And in the Intern Corner, standing 6’6″ with boots and hat on…. BIG Rob Foiles!
Ok, so reading that to myself I imagined the voice of the guy who always announces boxing matches, so I hope you did too!
Hi everyone, I’m Rob. I’m the 2016 intern here at Rock Hills Ranch. I hail from a family farm outside the Metropolis of Raymond, South Dakota-I believe the population has now dropped under 50 residents. I just graduated from South Dakota State University(GO JACKS!) with a degree in Agricultural Sciences and I put special emphasis on beef production and rangelands, so I think my schooling will help me here this summer!
I enjoy anything associated with cowboys-maybe because I am one- including horses, beef cows, wide open prairies, George Strait, Chris LeDoux, John Wayne and Clint Eastwood, cowboy novels fill my bookshelves and I can often be found singing old-time cowboy songs. I also am an outdoorsman; Sunday afternoons in the summer I can often be found with a fishing pole by the stock ponds, lakes and rivers or in my lazy boy snoring; and in the fall, I enjoy hunting for ducks and South Dakota’s famous ringneck pheasant.
Being from South Dakota, I don’t have any exciting 1,000 mile road trip story, but I’m always down for a good road trip when given the opportunity. My first day here at the ranch was a little over a week ago, and I remember that it was a cold, dreary day, with the clouds sputtering a raindrop here or there. After the shortest, cutest, and craziest welcoming committee I’ve ever had helped me unload my car, Luke and I grabbed a quick bite to eat before heading off on my first afternoon of work. We checked the first calf heifers, put ear tags in a few new baby calves, moved the heifers that will be bred for the first time this summer and headed to check on the yearling steers and the bulls in the sunshine-don’t like the weather in SD? Wait 5 minutes. Luke and I then saw a black rain cloud banking up to the west and decided to finish moving the bulls to a spot where there was some older grass that needed to be eaten(more on this in future journals) and about the time that we finished herding the boys over there, CRACK! The storm had moved in faster than we predicted. Luke waived for me to follow him, and through 4 different pastures we went in what felt like someone one with a power washer at point-blank range. We got to the yard and got the 4 wheelers inside the shop and Luke said “You’re never going to let me live this down… Drag the intern through a rainstorm on his first day…I guess my prediction of when the storm would hit was a little off… Dry off and come over for supper.” Luke is right, I don’t think I can let you live that one down.
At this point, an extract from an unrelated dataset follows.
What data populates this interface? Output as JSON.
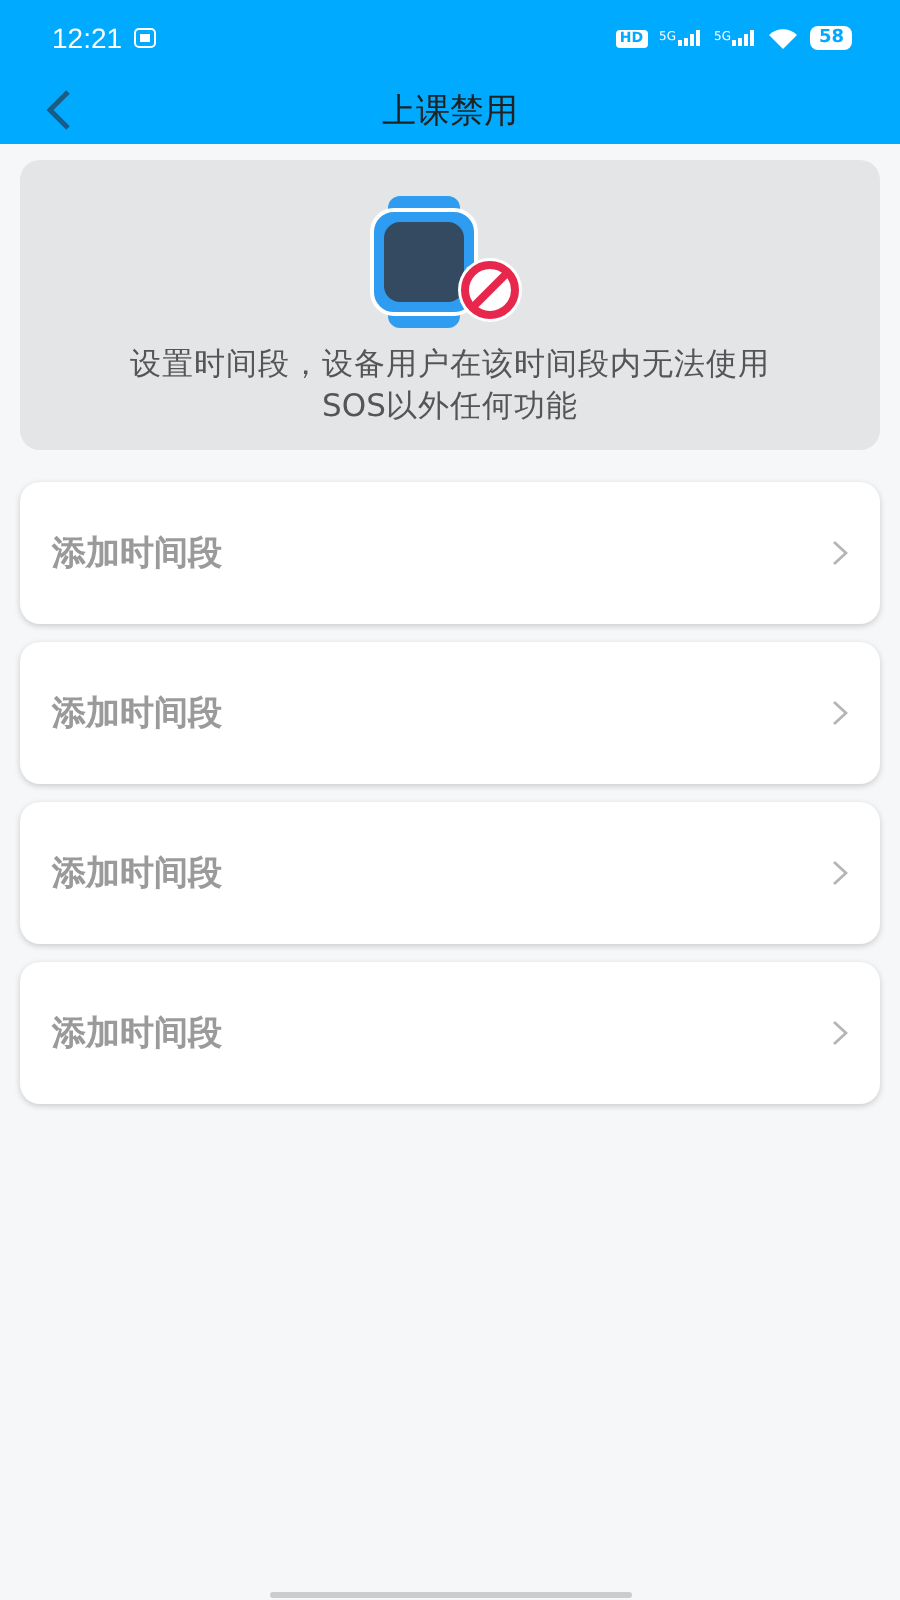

I’m excited for the months that lie ahead of me with the Perman crew; for learning about cattle, rangelands, how to manipulate the two together to get a goal achieved and a few life lessons along the way, and for all the great people I’m going to meet. To those of you reading this that I will meet this summer, I look forward to it. And those of you that I won’t, the pictures from my smart phone doesn’t do any justice to how the Permans have taken care of this piece of land, and the squeal of the 4 kids saying “Mommy and Daddy! Mr. Rob is here!” is pretty doggone welcoming.
I’ll come up with a catchy phrase to end my journals in the next week or two, but I don’t know what it is yet.. So until next time, stay dry!